J&K opposition demand fresh state elections
The only common link between the opposition parties at this stage is the alleged divide in the ruling coalition.india Updated: Nov 06, 2006 12:54 IST
The opposition parties in Jammu and Kashmir have launched a campaign demanding the dissolution of the state assembly and immediate elections to save the state from what they term as political instability, thanks to the infighting between the ruling coalition partners.
The Jammu and Kashmir National Panthers Party, the Bharatiya Janata Party (BJP) and the Samajwadi Party have made the demand in the recent weeks.
While they have little in common among them, their reasons are identical: they allege that the persistent fight between the Congress and the People's Democratic Party (PDP), the major ruling coalition partners, has left the common man disillusioned.
"Contradictions (in the ruling coalition) are more pronounced than their similarities," Samajwadi Party state unit president Sheikh Abdul Rehman observed. "This government must go."
He referred to the widening gap between the Congress and the PDP, which have been criticising each other in public on various issues including a proposal for self-rule in the state, insurgency and terrorism issues and allocation of portfolios among ministers.
Chief Minister Ghulam Nabi Azad had a tussle with his predecessor and PDP patron Mufti Mohammad Sayeed over Muzaffar Hussain Baig's place in the cabinet.
Baig, a PDP leader seen as Azad's trusted lieutenant, was given the charge of the important portfolios of planning and finance - against the recommendations of Sayeed - in the August 28 cabinet reshuffle.
Sayeed retaliated by recalling Baig from the ministry - a move that made it clear to all that the ruling coalition partners were not working in tandem.
National Conference president Omar Abdullah commented that the Congress-PDP fight was now affecting people of the state. "This government has failed on all counts," he said.
The government had not done anything for the people, said Abdullah, adding, "The National Conference wants to rid the state of this political fight (between the ruling partners)."
The BJP, which essentially has its base in the Jammu region, is unhappy too. "It is high time that this government was dismissed and fresh elections were held," state BJP vice president and spokesperson Hari Om said.

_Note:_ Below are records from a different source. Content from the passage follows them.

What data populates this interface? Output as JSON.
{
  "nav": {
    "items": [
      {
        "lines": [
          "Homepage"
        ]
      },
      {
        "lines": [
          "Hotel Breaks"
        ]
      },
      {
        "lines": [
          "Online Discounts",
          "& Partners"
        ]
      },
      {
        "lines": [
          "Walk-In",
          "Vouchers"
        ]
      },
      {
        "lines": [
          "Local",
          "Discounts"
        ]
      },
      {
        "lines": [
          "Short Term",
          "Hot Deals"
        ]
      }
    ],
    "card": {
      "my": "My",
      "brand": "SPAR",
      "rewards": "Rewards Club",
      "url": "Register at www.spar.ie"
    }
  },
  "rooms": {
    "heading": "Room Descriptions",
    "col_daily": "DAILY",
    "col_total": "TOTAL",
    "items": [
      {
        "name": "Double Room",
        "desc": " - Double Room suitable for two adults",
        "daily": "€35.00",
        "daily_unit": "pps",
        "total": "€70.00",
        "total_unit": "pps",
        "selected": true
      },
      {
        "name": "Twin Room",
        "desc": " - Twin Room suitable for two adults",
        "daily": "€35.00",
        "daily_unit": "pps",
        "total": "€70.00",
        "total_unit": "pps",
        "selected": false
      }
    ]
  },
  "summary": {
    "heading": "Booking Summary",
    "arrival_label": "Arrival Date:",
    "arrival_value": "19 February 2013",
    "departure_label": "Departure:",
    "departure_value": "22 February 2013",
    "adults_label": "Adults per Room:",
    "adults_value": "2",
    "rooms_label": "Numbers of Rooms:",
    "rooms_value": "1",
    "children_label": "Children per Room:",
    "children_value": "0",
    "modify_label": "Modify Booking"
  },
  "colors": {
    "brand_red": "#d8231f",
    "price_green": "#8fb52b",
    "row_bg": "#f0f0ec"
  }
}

The current assembly was constituted in November 2002 and elections are due in November 2008 as the term of the Jammu and Kashmir assembly is of six years.